This Court also finds the trial court's reliance upon the official comment to section 2210, namely the six-month period may be waived by the court if "gross inJustice could result", to also be in error. Specifically, the trial court determined wife to be "unsophisticated in business and financial matters" and no evidence was presented "she knew of her elective rights or any limits on such a right or that she consulted an attorney[.]" (Slip Op. at 11.) Also, the court relied on her testimony that she was assured by daughter, a bank vice-president, that she would be taken care of, she did not need to worry about the matter, and daughter would advise wife as to all of the documents.

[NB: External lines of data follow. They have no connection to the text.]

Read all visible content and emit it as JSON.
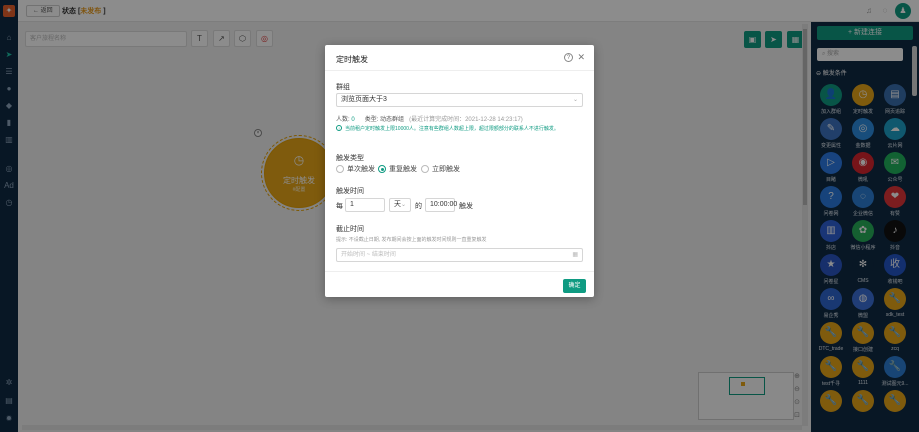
{
  "header": {
    "back_label": "← 返回",
    "status_prefix": "状态 [",
    "status_value": "未发布",
    "status_suffix": " ]"
  },
  "canvas": {
    "name_placeholder": "客户旅程名称",
    "node": {
      "title": "定时触发",
      "subtitle": "#配置"
    }
  },
  "right_panel": {
    "new_connection": "+ 新建连接",
    "search_placeholder": "搜索",
    "section_title": "触发条件",
    "items": [
      {
        "label": "加入群组",
        "color": "#0f9b82",
        "glyph": "👤"
      },
      {
        "label": "定时触发",
        "color": "#e8a619",
        "glyph": "◷"
      },
      {
        "label": "网页追踪",
        "color": "#3a6fb0",
        "glyph": "▤"
      },
      {
        "label": "变更属性",
        "color": "#3c73c2",
        "glyph": "✎"
      },
      {
        "label": "金数据",
        "color": "#2d8de0",
        "glyph": "◎"
      },
      {
        "label": "云片网",
        "color": "#1ea0c8",
        "glyph": "☁"
      },
      {
        "label": "目睹",
        "color": "#2c7be5",
        "glyph": "▷"
      },
      {
        "label": "微吼",
        "color": "#d8262f",
        "glyph": "◉"
      },
      {
        "label": "公众号",
        "color": "#22b35e",
        "glyph": "✉"
      },
      {
        "label": "问卷网",
        "color": "#2a7be0",
        "glyph": "?"
      },
      {
        "label": "企业微信",
        "color": "#2d7fd6",
        "glyph": "◌"
      },
      {
        "label": "有赞",
        "color": "#e2353a",
        "glyph": "❤"
      },
      {
        "label": "抖店",
        "color": "#2f62d8",
        "glyph": "▥"
      },
      {
        "label": "微信小程序",
        "color": "#27b05a",
        "glyph": "✿"
      },
      {
        "label": "抖音",
        "color": "#111111",
        "glyph": "♪"
      },
      {
        "label": "问卷星",
        "color": "#2b56c4",
        "glyph": "★"
      },
      {
        "label": "CMS",
        "color": "#0f2a44",
        "glyph": "✻"
      },
      {
        "label": "收钱吧",
        "color": "#2356c9",
        "glyph": "收"
      },
      {
        "label": "易企秀",
        "color": "#2e66d0",
        "glyph": "∞"
      },
      {
        "label": "微盟",
        "color": "#3b6fd8",
        "glyph": "◍"
      },
      {
        "label": "sdk_test",
        "color": "#e8a619",
        "glyph": "🔧"
      },
      {
        "label": "DTC_trade",
        "color": "#e8a619",
        "glyph": "🔧"
      },
      {
        "label": "接口创建",
        "color": "#e8a619",
        "glyph": "🔧"
      },
      {
        "label": "zcq",
        "color": "#e8a619",
        "glyph": "🔧"
      },
      {
        "label": "test千寻",
        "color": "#e8a619",
        "glyph": "🔧"
      },
      {
        "label": "1111",
        "color": "#e8a619",
        "glyph": "🔧"
      },
      {
        "label": "测试图元9...",
        "color": "#2d7fd6",
        "glyph": "🔧"
      },
      {
        "label": "",
        "color": "#e8a619",
        "glyph": "🔧"
      },
      {
        "label": "",
        "color": "#e8a619",
        "glyph": "🔧"
      },
      {
        "label": "",
        "color": "#e8a619",
        "glyph": "🔧"
      }
    ]
  },
  "modal": {
    "title": "定时触发",
    "group_label": "群组",
    "group_value": "浏览页面大于3",
    "people_label": "人数:",
    "people_value": "0",
    "type_label": "类型:",
    "type_value": "动态群组",
    "last_calc": "(最近计算完成时间：2021-12-28 14:23:17)",
    "tip": "当前租户定时触发上限10000人。注意有些群组人数超上限，超过限额部分的联系人不进行触发。",
    "trigger_type_label": "触发类型",
    "trigger_options": [
      "单次触发",
      "重复触发",
      "立即触发"
    ],
    "trigger_selected": 1,
    "trigger_time_label": "触发时间",
    "every": "每",
    "interval": "1",
    "unit": "天",
    "of": "的",
    "time": "10:00:00",
    "trigger_word": "触发",
    "end_time_label": "截止时间",
    "end_hint": "提示: 不设截止日期, 发布期间会按上面的触发时间规则一直重复触发",
    "range_placeholder": "开始时间 ~ 结束时间",
    "confirm": "确定"
  }
}
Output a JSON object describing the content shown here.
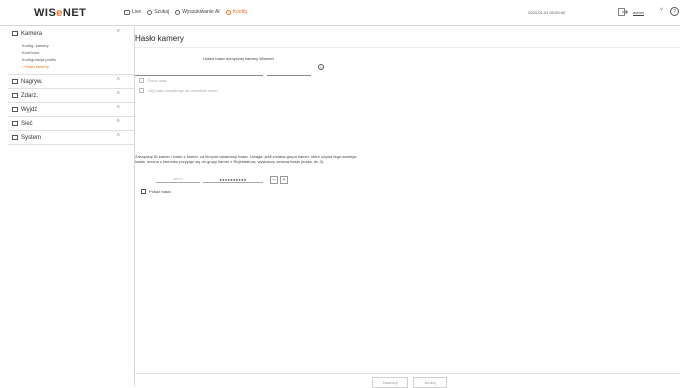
{
  "brand": {
    "logo_prefix": "WIS",
    "logo_o": "e",
    "logo_suffix": "NET"
  },
  "topnav": [
    {
      "label": "Live",
      "icon": "monitor-icon"
    },
    {
      "label": "Szukaj",
      "icon": "search-icon"
    },
    {
      "label": "Wyszukiwanie AI",
      "icon": "ai-search-icon"
    },
    {
      "label": "Konfig.",
      "icon": "settings-icon",
      "active": true
    }
  ],
  "header": {
    "datetime": "2023-01-01 00:00:00",
    "user": "admin",
    "help": "?"
  },
  "sidebar": {
    "groups": [
      {
        "label": "Kamera",
        "icon": "camera-icon",
        "expanded": true,
        "items": [
          {
            "label": "Konfig. kamery"
          },
          {
            "label": "Konf.kam."
          },
          {
            "label": "Konfiguracja profilu"
          },
          {
            "label": "Hasło kamery",
            "active": true
          }
        ]
      },
      {
        "label": "Nagryw.",
        "icon": "record-icon"
      },
      {
        "label": "Zdarz.",
        "icon": "event-icon"
      },
      {
        "label": "Wyjdź",
        "icon": "exit-icon"
      },
      {
        "label": "Sieć",
        "icon": "network-icon"
      },
      {
        "label": "System",
        "icon": "system-icon"
      }
    ]
  },
  "main": {
    "title": "Hasło kamery",
    "default_pw_label": "Ustaw hasło domyślnej kamery Wisenet",
    "confirm_placeholder": "",
    "info": "i",
    "show_password_top": "Pokaż hasło",
    "apply_all_label": "Użyj hasła domyślnego dla wszystkich kamer",
    "description": "Zarządzaj ID kamer i hasło z kamer, za którymi ustawiony hasło. Uwaga: jeśli zmiana grupa kamer, które używa tego samego hasła, można z kierunku przypiąć się do grupy kamer z Rejestratora, wystarczy zmiana hasła (maks. do 3).",
    "group_placeholder": "admin",
    "group_password": "●●●●●●●●●●",
    "minus": "–",
    "plus": "+",
    "show_password_bottom": "Pokaż hasło",
    "apply_button": "Zastosuj",
    "cancel_button": "Anuluj"
  }
}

While the trial court implicitly concludes in its Opinion that wife somehow was taken advantage of by daughter to amount to a gross inJustice, we find no such evidence in the record. Specifically, there is no evidence wife was so "unsophisticated" or mentally deficient that she lacked the basic knowledge to contact an attorney upon the death of her husband. Obviously, most lay people do not fully understand the legal intricacies of trusts and of an elective share, however, most persons of average intelligence know to contact an attorney to handle an estate, particularly when no will is involved. More importantly, wife has not alleged, nor is there any evidence of, fraud or misrepresentation on the part of daughter to assert her "superior knowledge" to the detriment of wife. Finally, wife has not alleged any evidence came to light in 1991 that was not available or hidden from her in 1986. Rather, the record reflects wife accepted the terms of the various trusts for more than six years and only filed her election days before her remarriage, which essentially would have cut off various benefits under the trusts (N.T., 1/30/92, p. 33).
Although we are compelled to reverse the trial court's Conclusion that wife may assert a spousal election, we agree with the trial court that the trust and quit claim deed executed by decedent were valid. In a lengthy analysis, the trial court considered and rejected each of the numerous bases upon which wife sought to invalidate the trust and deed. See Slip Op. at 13-25. We have reviewed the court's analysis and agree that wife's claims must fail.
Having found the trial court erred in allowing wife to assert a spousal election, we vacate that portion of the decree. Having also found, however, that the court properly deemed valid the trust and quit claim deed executed by decedent, we affirm the remainder of the decree. Accordingly, we remand for further proceedings consistent with this Opinion, including enforcement of the trust and deed without regard to spousal election.
Decree vacated in part and affirmed in part; case remanded.